David (l) introduced Panama John and Boca Joe (r):

Seamone said tropicals thrive in area summers and showed photos of plants growing from 12 inches in May to over 12 feet by September. He said they required soils with lots of organic matter and lots of water (though not more water than a typical perennial/annual bed). They recommended fertilizing with Milorganite (it's 5-2-0).

To obtain a tropical look, Seamone recommended planting "taros, cannas and bananas" 6-8 inches apart. He suggested underplanting with impatiens or geraniums.

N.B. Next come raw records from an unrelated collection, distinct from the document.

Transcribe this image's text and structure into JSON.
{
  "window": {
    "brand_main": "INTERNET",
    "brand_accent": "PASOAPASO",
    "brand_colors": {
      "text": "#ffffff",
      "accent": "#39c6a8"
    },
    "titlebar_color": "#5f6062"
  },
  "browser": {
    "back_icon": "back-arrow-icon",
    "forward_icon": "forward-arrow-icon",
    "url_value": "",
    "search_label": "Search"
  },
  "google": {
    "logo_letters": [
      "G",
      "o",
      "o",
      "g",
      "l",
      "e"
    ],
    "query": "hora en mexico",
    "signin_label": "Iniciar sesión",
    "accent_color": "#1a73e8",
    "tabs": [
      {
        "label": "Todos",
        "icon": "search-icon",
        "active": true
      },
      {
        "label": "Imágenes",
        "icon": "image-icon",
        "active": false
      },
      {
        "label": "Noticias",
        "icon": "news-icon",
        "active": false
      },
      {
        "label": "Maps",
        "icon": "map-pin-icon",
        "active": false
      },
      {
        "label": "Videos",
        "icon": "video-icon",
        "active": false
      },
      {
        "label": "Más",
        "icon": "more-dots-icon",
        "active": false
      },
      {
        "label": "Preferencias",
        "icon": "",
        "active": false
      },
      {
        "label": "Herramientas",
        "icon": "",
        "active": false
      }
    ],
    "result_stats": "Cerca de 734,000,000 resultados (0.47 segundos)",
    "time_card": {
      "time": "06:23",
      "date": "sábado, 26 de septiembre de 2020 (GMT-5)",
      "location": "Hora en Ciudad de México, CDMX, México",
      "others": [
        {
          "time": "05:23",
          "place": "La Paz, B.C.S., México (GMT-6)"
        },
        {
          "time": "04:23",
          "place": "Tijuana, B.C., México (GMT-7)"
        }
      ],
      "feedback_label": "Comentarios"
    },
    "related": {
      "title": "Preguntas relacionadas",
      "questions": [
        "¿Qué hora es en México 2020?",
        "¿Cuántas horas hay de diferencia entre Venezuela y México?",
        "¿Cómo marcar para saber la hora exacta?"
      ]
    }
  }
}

Saia recommended the Dwarf Palmetto (Sabal minor) and the Needle Palm (Rhapidophyllum hystrix), which he said were native to this area before "the last ice age." They showed a photo of the now two-story Windmill Palm (Tracycarpus fortunei), that has thrived in Sterling, VA since 1994. Saia said these palms planted in this area needed to be winter protected for only the first three or four years and afterwords could fend for themselves.

Monday, March 9, 2009

An Early Spring

Washington, March 7: The first bloom:
At the Spring Antiques Show:

On the Hill: Daphne and crocus:

Bella Italia in Philadelphia

Philadelphia, March 6: The 2009 theme of the Philadelphia Flower Show was "Bella Italia." The entrance was Rome which was circled by Venice, San Remo, Milan, Tuscany, Florence and the Lake Region.

In Rome, the forum was re-imagined as the Villa D'Este:

and with opera singers (play video to listen):

Venice featured an actual gondola on a canal:

and the interior of a palazzo:

Milan featured couture: flowery dresses:

Hats and perfume:

And (best of show) the shoes:

Tuscany was sunny:

For Florence, the Duomo was turned into a gazebo:

Astilbe and wisteria bloomed in the Lake District:

San Remo was all palmettos, orchids and topiary bougainvillea:

Even "Italian" South Philly was represented:

Painting with pressed flowers caught our attention:

We liked these water features:

There was a kitchen garden and arbors:

A flower garden and a painted tree:

HORTICULTURE: It's a flower show, so some of the stars are individual plants!

Titan arum and Dasylirion longissimum:

Mammilaria and the orchid Masdevallia copper angel "Highland":

Lots and lots of orchids:

The orchid Dendrobium smilleaia and the Kohleria "Carnival":

Flower arranging and floral design:

Bare bulbs blooming:

Photographer and editor with green wall: